For our first issue of 2018, the R&L editorial board wanted to put together a very special “green” issue. We traveled across the country and talked to many experts to bring you essays, interviews, reviews and more, focusing on the environment, good stewardship and the importance of property rights.
For the cover story, Director of Communications John and I ventured to Bozeman, Montana, and Yellowstone National Park. In “Growing pains in the Romance Lands,” Couretas describes the difficulties of preserving land while also allowing for businesses to grow and new communities to be built. In an accompanying feature, "Betting the ranch", Couretas profiles John and Ramona Baden, who put their Montana ranch into a conservation easement rather than cashing it in.
Last year, I visited Washington state where I spoke with Todd Myers, director of the Center for the Environment at the Washington Policy Center. We discuss everything from dolphin-safe tuna, leaded gasoline and the importance of where people who care about the environment actually live. You can find all that in “A conversation about the best policies for the environment.”
For our transatlantic sections, you can find an essay from Bishop Dominique Rey about why our language is so important when discussing environmental concerns in “Going back to the grammar of creation.” Philip Booth talks about Pope Francis’ Laudato Si’ and what it’s missing. "Laudato si’ would have been a more rounded document if it had considered the importance of private property for the protection of the environment," Booth argues.
Bruce Edward Walker reviews The Death and Life of the Great Lakes and discusses why these bodies of water are so important to us in the midwest.

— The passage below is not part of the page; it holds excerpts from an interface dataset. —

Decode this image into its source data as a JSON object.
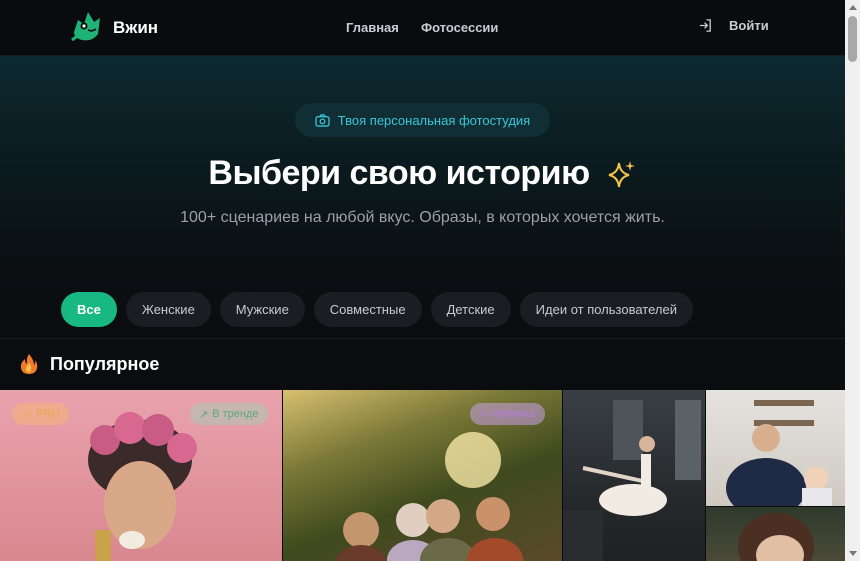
{
  "header": {
    "brand": "Вжин",
    "nav": {
      "home": "Главная",
      "photoshoots": "Фотосессии"
    },
    "login_label": "Войти"
  },
  "hero": {
    "badge": "Твоя персональная фотостудия",
    "title": "Выбери свою историю",
    "subtitle": "100+ сценариев на любой вкус. Образы, в которых хочется жить."
  },
  "filters": [
    "Все",
    "Женские",
    "Мужские",
    "Совместные",
    "Детские",
    "Идеи от пользователей"
  ],
  "popular": {
    "title": "Популярное",
    "tags": {
      "pro": "PRO",
      "trend": "В тренде",
      "new": "Новинка"
    }
  },
  "icons": {
    "logo": "frog-logo-icon",
    "login": "log-in-icon",
    "badge": "camera-icon",
    "title": "sparkles-icon",
    "section": "flame-icon"
  },
  "colors": {
    "accent": "#18b882",
    "badge_text": "#39c7d8",
    "sparkle": "#f5c24a",
    "background": "#0b0c10"
  }
}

Featured in our “green” liberal tradition is Aldo Leopold, the “father of ecology.” Leopold truly practiced what he preached and used his own land to test conservation and restoration efforts. He spoke about the importance of “individual responsibility for the health of the land” and the importance of private property rights for the good of the land.